© 2024 WUTC
Play Live Radio
Next Up:
0:00 0:00
Available On Air Stations

Working Longer Hours Can Mean Drinking More

It's been a long day. Time to unwind.
It's been a long day. Time to unwind.

People who try to reduce the stress of a long work day with a drink or two, or three, may be causing more health problems for themselves.

Around the world, people working long hours are more likely to drink too much, according to a study that analyzed data from 61 studies involving 333,693 people in 14 countries.

They found that people who worked more than 48 hours a week were 13 percent more likely to engage in risky drinking than people working 35 to 40 hours a week.

And since almost 40 percent of Americans working full time work more than 50 hours a week, according to a 2014 Gallup poll, that could mean a lot of problem drinkers.

Since the researchers are based in Finland, they defined risky drinking by the European standard as more than 14 drinks per week for women and 21 drinks for men. In the U.S., risky drinking is defined more conservatively, at more than 7 drinks per week for women and more than 14 drinks per week for men.

No matter which numbers constitute too much alcohol, we do know that drinking alcohol increases risk for liver disease, cancer, stroke, coronary heart disease and mental disorders.

And while people may be imbibing to reduce the stress of working long hours, that habit may be increasing stress on the job due to increased sick leave, poor performance, impaired decision making and occupational injuries.

Depression and sleep problems may be contribute to the link between working too much and risky drinking, the study authors speculate. Or it could be that competitive jobs that demand long hours have a culture that encourages heavy drinking. Think The Wolf of Wall Street.

This study didn't find differences in long work hours and drinking among socioeconomic groups, or by sex. So there's no way to know if people are drinking more because they're struggling to make a living or living the high life.

The study was published Wednesday in The BMJ.

Copyright 2021 NPR. To see more, visit https://www.npr.org.

Award-winning journalist Patti Neighmond is NPR's health policy correspondent.
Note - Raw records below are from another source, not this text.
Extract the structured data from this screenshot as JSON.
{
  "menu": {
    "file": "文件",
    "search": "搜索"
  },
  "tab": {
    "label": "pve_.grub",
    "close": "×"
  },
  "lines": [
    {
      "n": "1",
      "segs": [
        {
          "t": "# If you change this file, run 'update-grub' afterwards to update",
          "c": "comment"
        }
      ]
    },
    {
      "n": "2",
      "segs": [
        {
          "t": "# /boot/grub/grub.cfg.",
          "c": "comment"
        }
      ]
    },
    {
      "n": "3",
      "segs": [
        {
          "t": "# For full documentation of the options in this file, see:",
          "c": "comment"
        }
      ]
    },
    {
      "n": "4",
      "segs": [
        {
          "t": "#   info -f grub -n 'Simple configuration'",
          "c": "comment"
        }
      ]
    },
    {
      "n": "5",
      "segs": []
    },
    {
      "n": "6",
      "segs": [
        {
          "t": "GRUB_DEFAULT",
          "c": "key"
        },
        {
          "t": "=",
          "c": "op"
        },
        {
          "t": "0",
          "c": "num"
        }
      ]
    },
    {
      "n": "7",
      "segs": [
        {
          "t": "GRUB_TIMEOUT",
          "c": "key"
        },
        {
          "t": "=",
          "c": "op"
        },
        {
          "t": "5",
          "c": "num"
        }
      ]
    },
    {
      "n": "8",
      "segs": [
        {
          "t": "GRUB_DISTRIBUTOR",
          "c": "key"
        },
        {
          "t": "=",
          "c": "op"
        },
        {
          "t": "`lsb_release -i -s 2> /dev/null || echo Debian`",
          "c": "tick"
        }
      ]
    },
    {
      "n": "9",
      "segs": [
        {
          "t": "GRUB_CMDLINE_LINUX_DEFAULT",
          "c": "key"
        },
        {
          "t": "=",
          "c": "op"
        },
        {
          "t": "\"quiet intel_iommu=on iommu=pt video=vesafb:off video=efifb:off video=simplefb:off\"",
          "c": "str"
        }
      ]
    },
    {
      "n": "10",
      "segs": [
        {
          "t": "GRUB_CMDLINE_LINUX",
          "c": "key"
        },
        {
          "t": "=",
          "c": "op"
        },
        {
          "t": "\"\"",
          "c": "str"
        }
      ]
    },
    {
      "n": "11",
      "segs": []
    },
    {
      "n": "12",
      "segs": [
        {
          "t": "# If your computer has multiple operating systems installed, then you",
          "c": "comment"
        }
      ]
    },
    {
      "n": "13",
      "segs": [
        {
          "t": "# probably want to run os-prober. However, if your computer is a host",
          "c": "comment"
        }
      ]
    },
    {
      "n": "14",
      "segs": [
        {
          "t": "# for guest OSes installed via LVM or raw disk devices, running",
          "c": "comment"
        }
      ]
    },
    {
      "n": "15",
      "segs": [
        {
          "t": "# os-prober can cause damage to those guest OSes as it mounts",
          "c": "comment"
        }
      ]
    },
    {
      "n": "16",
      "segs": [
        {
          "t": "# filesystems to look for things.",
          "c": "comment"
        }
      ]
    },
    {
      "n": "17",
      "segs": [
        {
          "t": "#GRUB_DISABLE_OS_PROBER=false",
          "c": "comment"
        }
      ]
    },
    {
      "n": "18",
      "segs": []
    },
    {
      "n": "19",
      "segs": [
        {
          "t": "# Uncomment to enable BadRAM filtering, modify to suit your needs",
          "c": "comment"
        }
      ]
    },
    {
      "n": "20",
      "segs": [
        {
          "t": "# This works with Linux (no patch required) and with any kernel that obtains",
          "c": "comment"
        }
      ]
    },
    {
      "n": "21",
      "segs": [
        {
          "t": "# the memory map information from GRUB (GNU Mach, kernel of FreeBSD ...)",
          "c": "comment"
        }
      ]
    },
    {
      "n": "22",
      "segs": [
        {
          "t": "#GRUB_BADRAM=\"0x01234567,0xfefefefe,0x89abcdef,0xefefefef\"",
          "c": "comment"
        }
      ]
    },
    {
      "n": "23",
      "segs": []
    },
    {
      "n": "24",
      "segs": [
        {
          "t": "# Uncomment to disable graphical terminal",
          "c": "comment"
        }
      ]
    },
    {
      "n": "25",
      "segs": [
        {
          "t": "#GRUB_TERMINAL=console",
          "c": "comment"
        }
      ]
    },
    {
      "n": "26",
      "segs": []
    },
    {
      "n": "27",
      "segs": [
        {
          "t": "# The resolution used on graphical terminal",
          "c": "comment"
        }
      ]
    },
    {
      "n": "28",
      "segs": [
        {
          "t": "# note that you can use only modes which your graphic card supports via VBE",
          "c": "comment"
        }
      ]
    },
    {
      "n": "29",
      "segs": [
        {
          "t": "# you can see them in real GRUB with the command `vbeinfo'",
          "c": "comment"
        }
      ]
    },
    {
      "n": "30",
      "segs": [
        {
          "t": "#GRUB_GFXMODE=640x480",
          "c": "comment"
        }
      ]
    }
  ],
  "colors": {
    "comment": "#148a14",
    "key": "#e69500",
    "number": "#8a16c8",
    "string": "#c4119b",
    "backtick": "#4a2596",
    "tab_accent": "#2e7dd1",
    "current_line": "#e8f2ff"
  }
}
Her reports air regularly on NPR newsmagazines All Things Considered, Morning Edition, and Weekend Edition.